    Pain? yes, but it can be done with manual calculations and I am confident that some sort of API code could be written to take care of it - interfacing with TWS.
  4. trader3


    I'm sorry, but I am new to currency trading. Could you please give a specific example of how this would be done?

  5. This is something that you must do yourself - know the P/L - Risk/Reward calculations for direct and indirect currency pairs.

    For example, when you buy JPY vs USD, you are long JPY and short USD at a certain USDJPY exchange rate. If you want to exit that postion at a different exchange rate, you must adjust the amount of USD you buy back at the new exchange rate to equal the exact amount of notional JPY that you need to sell to go flat. This is most easily calculated in a spreadsheet. These adjustments for USD based accounts must be done for indirect currency pairs (USDJPY, USDCHF, etc.) also must be done for EURJPY.

    IB currently utilizes the same account that is done in the interbank market. Many market makers do not do this. What this does allow is trading around various currency pairs without having to close out of your initial position, an advantage...
  6. I have done the same thing, but and even trickier question is this:

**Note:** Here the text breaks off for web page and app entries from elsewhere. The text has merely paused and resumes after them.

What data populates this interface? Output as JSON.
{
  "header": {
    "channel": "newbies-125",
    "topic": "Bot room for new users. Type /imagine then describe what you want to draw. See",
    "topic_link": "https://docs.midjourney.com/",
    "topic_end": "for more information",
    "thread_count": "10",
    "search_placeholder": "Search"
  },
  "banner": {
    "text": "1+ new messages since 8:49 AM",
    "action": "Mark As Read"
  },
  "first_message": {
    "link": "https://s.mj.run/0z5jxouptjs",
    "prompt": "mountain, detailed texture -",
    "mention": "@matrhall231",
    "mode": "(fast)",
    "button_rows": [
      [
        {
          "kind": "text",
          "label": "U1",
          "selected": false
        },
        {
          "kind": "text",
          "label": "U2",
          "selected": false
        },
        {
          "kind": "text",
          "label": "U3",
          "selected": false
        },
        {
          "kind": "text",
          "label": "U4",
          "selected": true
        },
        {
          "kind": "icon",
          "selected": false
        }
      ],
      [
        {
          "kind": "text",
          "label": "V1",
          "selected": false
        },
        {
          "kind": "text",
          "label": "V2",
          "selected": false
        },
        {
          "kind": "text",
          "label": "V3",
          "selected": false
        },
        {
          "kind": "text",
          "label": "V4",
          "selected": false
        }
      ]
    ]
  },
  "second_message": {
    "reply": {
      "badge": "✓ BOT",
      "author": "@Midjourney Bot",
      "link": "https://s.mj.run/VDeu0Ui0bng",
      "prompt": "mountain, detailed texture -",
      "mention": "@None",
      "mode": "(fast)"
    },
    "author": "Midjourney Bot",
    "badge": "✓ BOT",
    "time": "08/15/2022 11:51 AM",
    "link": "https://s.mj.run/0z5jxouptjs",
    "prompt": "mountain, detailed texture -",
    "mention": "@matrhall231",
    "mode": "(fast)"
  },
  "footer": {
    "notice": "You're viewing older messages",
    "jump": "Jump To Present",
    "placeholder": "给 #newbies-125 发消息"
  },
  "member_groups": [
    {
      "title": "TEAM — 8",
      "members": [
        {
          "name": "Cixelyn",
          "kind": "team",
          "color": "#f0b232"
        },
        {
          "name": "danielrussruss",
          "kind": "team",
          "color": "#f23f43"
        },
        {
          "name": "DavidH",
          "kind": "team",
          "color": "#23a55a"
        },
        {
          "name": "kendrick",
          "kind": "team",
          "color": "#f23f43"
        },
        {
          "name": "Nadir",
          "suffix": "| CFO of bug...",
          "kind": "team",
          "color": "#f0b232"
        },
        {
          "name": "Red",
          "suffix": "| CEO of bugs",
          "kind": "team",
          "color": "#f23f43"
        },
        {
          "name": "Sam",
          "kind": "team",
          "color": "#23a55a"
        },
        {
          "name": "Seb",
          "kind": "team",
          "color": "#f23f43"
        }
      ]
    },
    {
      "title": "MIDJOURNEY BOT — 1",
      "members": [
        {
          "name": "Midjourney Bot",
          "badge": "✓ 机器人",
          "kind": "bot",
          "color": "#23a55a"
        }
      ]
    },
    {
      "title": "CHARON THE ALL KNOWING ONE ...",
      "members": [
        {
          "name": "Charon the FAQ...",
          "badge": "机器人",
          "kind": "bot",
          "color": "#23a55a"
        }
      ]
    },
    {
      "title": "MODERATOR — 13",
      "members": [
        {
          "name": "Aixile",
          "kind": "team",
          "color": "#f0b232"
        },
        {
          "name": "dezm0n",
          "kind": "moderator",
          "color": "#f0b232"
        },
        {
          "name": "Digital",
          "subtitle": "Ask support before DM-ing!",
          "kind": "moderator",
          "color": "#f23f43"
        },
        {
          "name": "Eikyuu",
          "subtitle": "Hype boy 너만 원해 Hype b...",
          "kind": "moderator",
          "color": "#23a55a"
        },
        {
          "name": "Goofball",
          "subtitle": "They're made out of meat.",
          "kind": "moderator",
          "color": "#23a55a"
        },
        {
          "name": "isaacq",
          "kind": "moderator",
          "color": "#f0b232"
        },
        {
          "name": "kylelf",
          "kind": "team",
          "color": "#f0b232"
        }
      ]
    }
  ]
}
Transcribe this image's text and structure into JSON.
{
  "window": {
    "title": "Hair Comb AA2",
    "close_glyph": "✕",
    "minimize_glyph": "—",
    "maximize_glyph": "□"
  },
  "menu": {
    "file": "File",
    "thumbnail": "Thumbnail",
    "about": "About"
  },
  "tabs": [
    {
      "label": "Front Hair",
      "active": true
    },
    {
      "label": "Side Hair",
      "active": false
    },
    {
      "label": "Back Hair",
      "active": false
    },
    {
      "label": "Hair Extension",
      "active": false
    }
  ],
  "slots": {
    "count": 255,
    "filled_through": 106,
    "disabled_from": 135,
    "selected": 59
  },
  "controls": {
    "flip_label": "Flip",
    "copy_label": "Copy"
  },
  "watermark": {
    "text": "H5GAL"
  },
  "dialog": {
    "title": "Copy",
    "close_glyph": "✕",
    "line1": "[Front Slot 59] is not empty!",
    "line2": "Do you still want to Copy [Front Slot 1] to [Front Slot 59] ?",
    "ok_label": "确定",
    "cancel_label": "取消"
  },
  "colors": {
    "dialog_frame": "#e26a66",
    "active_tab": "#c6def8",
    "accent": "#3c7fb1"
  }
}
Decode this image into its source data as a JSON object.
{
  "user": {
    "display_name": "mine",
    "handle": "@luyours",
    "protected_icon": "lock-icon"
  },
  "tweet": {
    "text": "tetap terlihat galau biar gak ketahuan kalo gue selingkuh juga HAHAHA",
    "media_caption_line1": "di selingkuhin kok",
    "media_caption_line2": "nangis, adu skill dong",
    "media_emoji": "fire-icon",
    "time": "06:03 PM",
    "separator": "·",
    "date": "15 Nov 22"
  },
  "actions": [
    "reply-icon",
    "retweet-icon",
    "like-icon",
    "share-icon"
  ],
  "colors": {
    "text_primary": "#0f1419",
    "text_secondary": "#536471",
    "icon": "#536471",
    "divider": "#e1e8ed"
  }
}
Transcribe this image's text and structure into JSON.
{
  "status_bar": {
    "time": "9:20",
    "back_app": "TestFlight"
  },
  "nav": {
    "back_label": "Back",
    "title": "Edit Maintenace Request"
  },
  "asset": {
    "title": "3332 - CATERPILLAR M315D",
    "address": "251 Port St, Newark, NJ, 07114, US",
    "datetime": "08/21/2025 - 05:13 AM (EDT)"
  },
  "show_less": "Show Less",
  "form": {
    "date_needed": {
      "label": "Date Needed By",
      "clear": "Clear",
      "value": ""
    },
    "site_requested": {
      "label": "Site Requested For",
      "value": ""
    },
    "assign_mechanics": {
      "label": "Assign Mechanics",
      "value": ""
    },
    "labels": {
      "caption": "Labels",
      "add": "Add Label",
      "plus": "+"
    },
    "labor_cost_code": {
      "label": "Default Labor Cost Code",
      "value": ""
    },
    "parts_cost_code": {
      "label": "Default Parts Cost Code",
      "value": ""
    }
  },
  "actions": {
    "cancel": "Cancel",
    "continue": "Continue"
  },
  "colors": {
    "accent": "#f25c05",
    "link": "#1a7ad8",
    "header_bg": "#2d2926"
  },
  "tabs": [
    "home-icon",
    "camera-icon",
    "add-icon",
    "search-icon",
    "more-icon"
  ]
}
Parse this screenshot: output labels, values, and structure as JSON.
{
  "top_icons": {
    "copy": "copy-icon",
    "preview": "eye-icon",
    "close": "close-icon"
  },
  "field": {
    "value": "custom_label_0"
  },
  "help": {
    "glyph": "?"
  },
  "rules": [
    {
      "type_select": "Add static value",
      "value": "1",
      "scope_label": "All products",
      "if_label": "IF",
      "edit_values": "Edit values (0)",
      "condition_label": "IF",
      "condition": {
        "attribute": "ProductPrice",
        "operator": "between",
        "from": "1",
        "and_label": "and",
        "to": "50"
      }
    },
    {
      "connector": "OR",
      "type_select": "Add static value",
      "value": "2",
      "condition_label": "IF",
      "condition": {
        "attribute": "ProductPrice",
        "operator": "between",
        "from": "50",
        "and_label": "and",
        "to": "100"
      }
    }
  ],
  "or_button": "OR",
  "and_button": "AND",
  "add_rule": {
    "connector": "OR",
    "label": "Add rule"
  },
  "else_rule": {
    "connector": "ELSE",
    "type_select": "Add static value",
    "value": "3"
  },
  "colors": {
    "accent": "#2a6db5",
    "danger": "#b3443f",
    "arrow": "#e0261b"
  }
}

    You buy a foreign stock with that stock's native currency you have held in the account for several months previous. You then sell that stock, sit for a while flat (Still holding the currency) Invest in another foreign, sell it and then reconvert your currency to Greenbacks two months after that. This mixes currency and equity trades.

    A pure currency or pure equity position is simple enough, but how the heck do you split this out and report them for taxes?

    If you report the US price for the buy/sell on the stock, you are picking up the currency gain/loss as well. Doing the currency buy/sell tax calculation then has you paying tax on it twice. Ugly!

    Obviously I would like to get the 60/40 preferential treatment for currency trading....but I don't think Sched D has any provision for entering foreign stock gains in their native currency.

    (Maybe average the buy/sell exchange rates to get the currency gain/loss out of the equity and then do a straight currency gain/loss calc?)

    Logically that would work fairly, but the tax law isn't about logic and fairness. I wonder what the IRS approved procedure is?